Your reply should reproduce all the data below exactly while excluding the pictures.
:: STUDY MATERIAL
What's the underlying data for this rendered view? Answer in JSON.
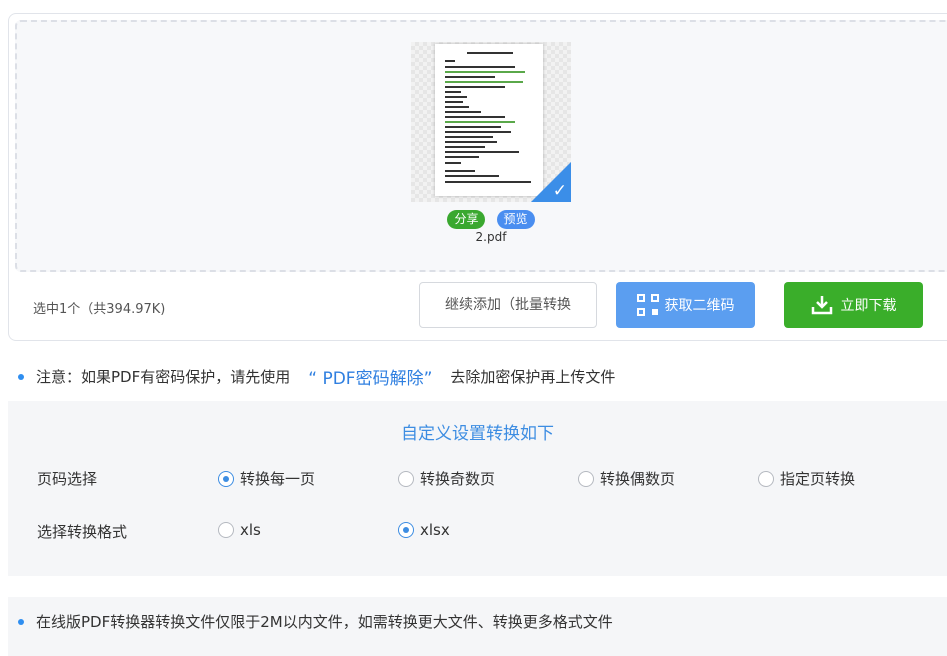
{
  "file": {
    "name": "2.pdf",
    "share_label": "分享",
    "preview_label": "预览",
    "check_glyph": "✓"
  },
  "selection_info": "选中1个（共394.97K)",
  "buttons": {
    "continue": "继续添加（批量转换",
    "qr": "获取二维码",
    "download": "立即下载"
  },
  "notice": {
    "prefix": "注意：如果PDF有密码保护，请先使用",
    "link": "“ PDF密码解除”",
    "suffix": "去除加密保护再上传文件"
  },
  "settings": {
    "title": "自定义设置转换如下",
    "page_select": {
      "label": "页码选择",
      "options": [
        "转换每一页",
        "转换奇数页",
        "转换偶数页",
        "指定页转换"
      ],
      "selected": "转换每一页"
    },
    "format_select": {
      "label": "选择转换格式",
      "options": [
        "xls",
        "xlsx"
      ],
      "selected": "xlsx"
    }
  },
  "footer_notice": "在线版PDF转换器转换文件仅限于2M以内文件，如需转换更大文件、转换更多格式文件",
  "colors": {
    "accent": "#3d8de2",
    "share": "#3aa82f",
    "preview": "#4a8ef0",
    "qr_button": "#5b9ef0",
    "download_button": "#3aae2a"
  },
  "icons": [
    "check-icon",
    "qr-code-icon",
    "download-icon",
    "bullet-dot-icon"
  ]
}
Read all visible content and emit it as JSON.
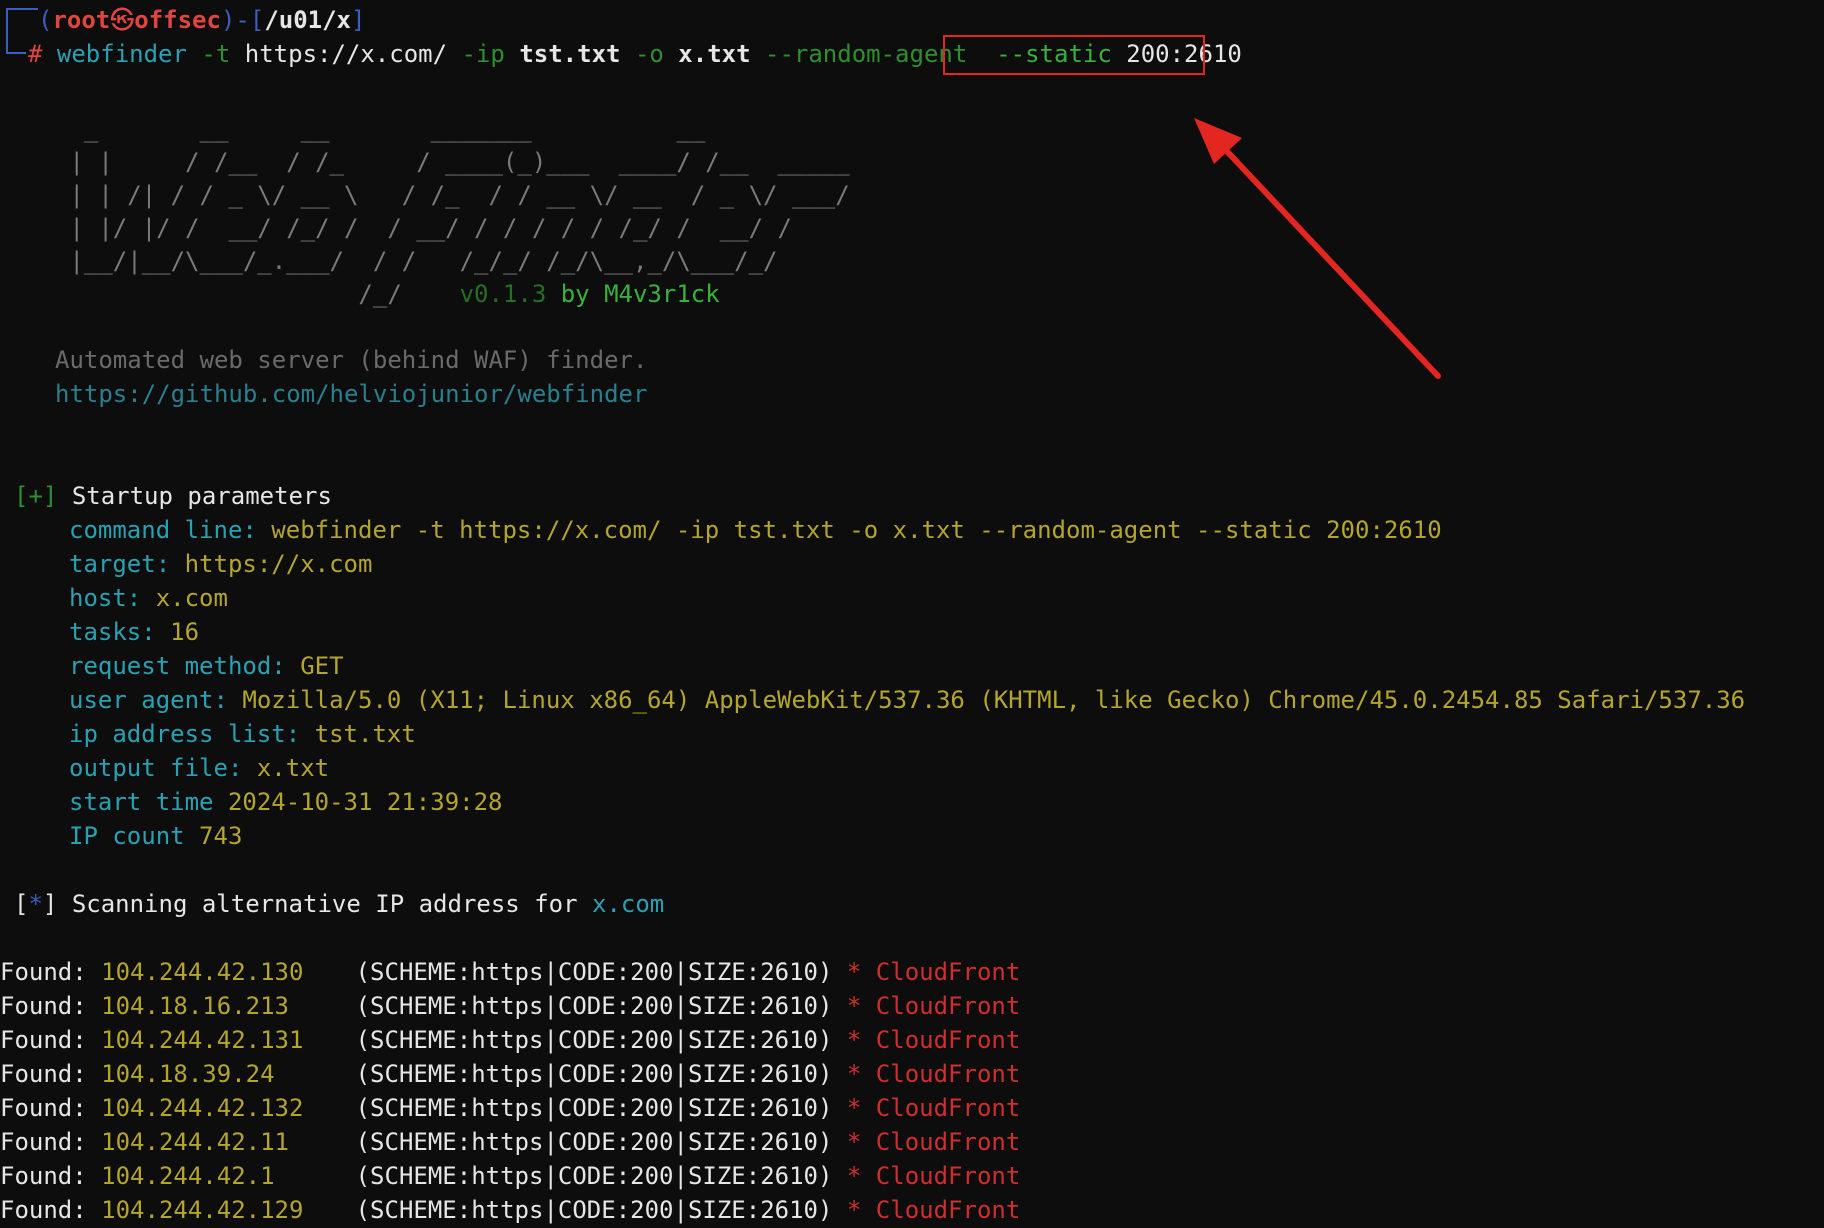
{
  "prompt": {
    "user": "root",
    "at": "㉿",
    "host": "offsec",
    "cwd": "/u01/x",
    "hash": "#",
    "cmd": "webfinder",
    "f_t": "-t",
    "url": "https://x.com/",
    "f_ip": "-ip",
    "ipfile": "tst.txt",
    "f_o": "-o",
    "outfile": "x.txt",
    "f_agent": "--random-agent",
    "f_static": "--static",
    "static_val": "200:2610"
  },
  "banner": {
    "art": [
      "  _       __     __       _______          __",
      " | |     / /__  / /_     / ____(_)___  ____/ /__  _____",
      " | | /| / / _ \\/ __ \\   / /_  / / __ \\/ __  / _ \\/ ___/",
      " | |/ |/ /  __/ /_/ /  / __/ / / / / / /_/ /  __/ /",
      " |__/|__/\\___/_.___/  / /   /_/_/ /_/\\__,_/\\___/_/",
      "                     /_/"
    ],
    "version": "v0.1.3",
    "by": "by M4v3r1ck",
    "tagline": "Automated web server (behind WAF) finder.",
    "repo": "https://github.com/helviojunior/webfinder"
  },
  "startup": {
    "marker": "[+]",
    "heading": "Startup parameters",
    "params": [
      {
        "key": "command line:",
        "value": "webfinder -t https://x.com/ -ip tst.txt -o x.txt --random-agent --static 200:2610"
      },
      {
        "key": "target:",
        "value": "https://x.com"
      },
      {
        "key": "host:",
        "value": "x.com"
      },
      {
        "key": "tasks:",
        "value": "16"
      },
      {
        "key": "request method:",
        "value": "GET"
      },
      {
        "key": "user agent:",
        "value": "Mozilla/5.0 (X11; Linux x86_64) AppleWebKit/537.36 (KHTML, like Gecko) Chrome/45.0.2454.85 Safari/537.36"
      },
      {
        "key": "ip address list:",
        "value": "tst.txt"
      },
      {
        "key": "output file:",
        "value": "x.txt"
      },
      {
        "key": "start time",
        "value": "2024-10-31 21:39:28"
      },
      {
        "key": "IP count",
        "value": "743"
      }
    ]
  },
  "scan": {
    "marker_open": "[",
    "marker_star": "*",
    "marker_close": "]",
    "text": "Scanning alternative IP address for",
    "host": "x.com"
  },
  "results": [
    {
      "label": "Found:",
      "ip": "104.244.42.130",
      "info": "(SCHEME:https|CODE:200|SIZE:2610)",
      "star": "*",
      "cdn": "CloudFront"
    },
    {
      "label": "Found:",
      "ip": "104.18.16.213",
      "info": "(SCHEME:https|CODE:200|SIZE:2610)",
      "star": "*",
      "cdn": "CloudFront"
    },
    {
      "label": "Found:",
      "ip": "104.244.42.131",
      "info": "(SCHEME:https|CODE:200|SIZE:2610)",
      "star": "*",
      "cdn": "CloudFront"
    },
    {
      "label": "Found:",
      "ip": "104.18.39.24",
      "info": "(SCHEME:https|CODE:200|SIZE:2610)",
      "star": "*",
      "cdn": "CloudFront"
    },
    {
      "label": "Found:",
      "ip": "104.244.42.132",
      "info": "(SCHEME:https|CODE:200|SIZE:2610)",
      "star": "*",
      "cdn": "CloudFront"
    },
    {
      "label": "Found:",
      "ip": "104.244.42.11",
      "info": "(SCHEME:https|CODE:200|SIZE:2610)",
      "star": "*",
      "cdn": "CloudFront"
    },
    {
      "label": "Found:",
      "ip": "104.244.42.1",
      "info": "(SCHEME:https|CODE:200|SIZE:2610)",
      "star": "*",
      "cdn": "CloudFront"
    },
    {
      "label": "Found:",
      "ip": "104.244.42.129",
      "info": "(SCHEME:https|CODE:200|SIZE:2610)",
      "star": "*",
      "cdn": "CloudFront"
    }
  ],
  "colors": {
    "background": "#0d0d0d",
    "highlight": "#e3261f",
    "arrow": "#e3261f"
  }
}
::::
**WORKED SOLUTION**
What's the underlying data for this rendered view? Answer in JSON.
{
  "file": {
    "name": "2.pdf",
    "share_label": "分享",
    "preview_label": "预览",
    "check_glyph": "✓"
  },
  "selection_info": "选中1个（共394.97K)",
  "buttons": {
    "continue": "继续添加（批量转换",
    "qr": "获取二维码",
    "download": "立即下载"
  },
  "notice": {
    "prefix": "注意：如果PDF有密码保护，请先使用",
    "link": "“ PDF密码解除”",
    "suffix": "去除加密保护再上传文件"
  },
  "settings": {
    "title": "自定义设置转换如下",
    "page_select": {
      "label": "页码选择",
      "options": [
        "转换每一页",
        "转换奇数页",
        "转换偶数页",
        "指定页转换"
      ],
      "selected": "转换每一页"
    },
    "format_select": {
      "label": "选择转换格式",
      "options": [
        "xls",
        "xlsx"
      ],
      "selected": "xlsx"
    }
  },
  "footer_notice": "在线版PDF转换器转换文件仅限于2M以内文件，如需转换更大文件、转换更多格式文件",
  "colors": {
    "accent": "#3d8de2",
    "share": "#3aa82f",
    "preview": "#4a8ef0",
    "qr_button": "#5b9ef0",
    "download_button": "#3aae2a"
  },
  "icons": [
    "check-icon",
    "qr-code-icon",
    "download-icon",
    "bullet-dot-icon"
  ]
}
Read all visible content and emit it as JSON.
{
  "prompt": {
    "user": "root",
    "at": "㉿",
    "host": "offsec",
    "cwd": "/u01/x",
    "hash": "#",
    "cmd": "webfinder",
    "f_t": "-t",
    "url": "https://x.com/",
    "f_ip": "-ip",
    "ipfile": "tst.txt",
    "f_o": "-o",
    "outfile": "x.txt",
    "f_agent": "--random-agent",
    "f_static": "--static",
    "static_val": "200:2610"
  },
  "banner": {
    "art": [
      "  _       __     __       _______          __",
      " | |     / /__  / /_     / ____(_)___  ____/ /__  _____",
      " | | /| / / _ \\/ __ \\   / /_  / / __ \\/ __  / _ \\/ ___/",
      " | |/ |/ /  __/ /_/ /  / __/ / / / / / /_/ /  __/ /",
      " |__/|__/\\___/_.___/  / /   /_/_/ /_/\\__,_/\\___/_/",
      "                     /_/"
    ],
    "version": "v0.1.3",
    "by": "by M4v3r1ck",
    "tagline": "Automated web server (behind WAF) finder.",
    "repo": "https://github.com/helviojunior/webfinder"
  },
  "startup": {
    "marker": "[+]",
    "heading": "Startup parameters",
    "params": [
      {
        "key": "command line:",
        "value": "webfinder -t https://x.com/ -ip tst.txt -o x.txt --random-agent --static 200:2610"
      },
      {
        "key": "target:",
        "value": "https://x.com"
      },
      {
        "key": "host:",
        "value": "x.com"
      },
      {
        "key": "tasks:",
        "value": "16"
      },
      {
        "key": "request method:",
        "value": "GET"
      },
      {
        "key": "user agent:",
        "value": "Mozilla/5.0 (X11; Linux x86_64) AppleWebKit/537.36 (KHTML, like Gecko) Chrome/45.0.2454.85 Safari/537.36"
      },
      {
        "key": "ip address list:",
        "value": "tst.txt"
      },
      {
        "key": "output file:",
        "value": "x.txt"
      },
      {
        "key": "start time",
        "value": "2024-10-31 21:39:28"
      },
      {
        "key": "IP count",
        "value": "743"
      }
    ]
  },
  "scan": {
    "marker_open": "[",
    "marker_star": "*",
    "marker_close": "]",
    "text": "Scanning alternative IP address for",
    "host": "x.com"
  },
  "results": [
    {
      "label": "Found:",
      "ip": "104.244.42.130",
      "info": "(SCHEME:https|CODE:200|SIZE:2610)",
      "star": "*",
      "cdn": "CloudFront"
    },
    {
      "label": "Found:",
      "ip": "104.18.16.213",
      "info": "(SCHEME:https|CODE:200|SIZE:2610)",
      "star": "*",
      "cdn": "CloudFront"
    },
    {
      "label": "Found:",
      "ip": "104.244.42.131",
      "info": "(SCHEME:https|CODE:200|SIZE:2610)",
      "star": "*",
      "cdn": "CloudFront"
    },
    {
      "label": "Found:",
      "ip": "104.18.39.24",
      "info": "(SCHEME:https|CODE:200|SIZE:2610)",
      "star": "*",
      "cdn": "CloudFront"
    },
    {
      "label": "Found:",
      "ip": "104.244.42.132",
      "info": "(SCHEME:https|CODE:200|SIZE:2610)",
      "star": "*",
      "cdn": "CloudFront"
    },
    {
      "label": "Found:",
      "ip": "104.244.42.11",
      "info": "(SCHEME:https|CODE:200|SIZE:2610)",
      "star": "*",
      "cdn": "CloudFront"
    },
    {
      "label": "Found:",
      "ip": "104.244.42.1",
      "info": "(SCHEME:https|CODE:200|SIZE:2610)",
      "star": "*",
      "cdn": "CloudFront"
    },
    {
      "label": "Found:",
      "ip": "104.244.42.129",
      "info": "(SCHEME:https|CODE:200|SIZE:2610)",
      "star": "*",
      "cdn": "CloudFront"
    }
  ],
  "colors": {
    "background": "#0d0d0d",
    "highlight": "#e3261f",
    "arrow": "#e3261f"
  }
}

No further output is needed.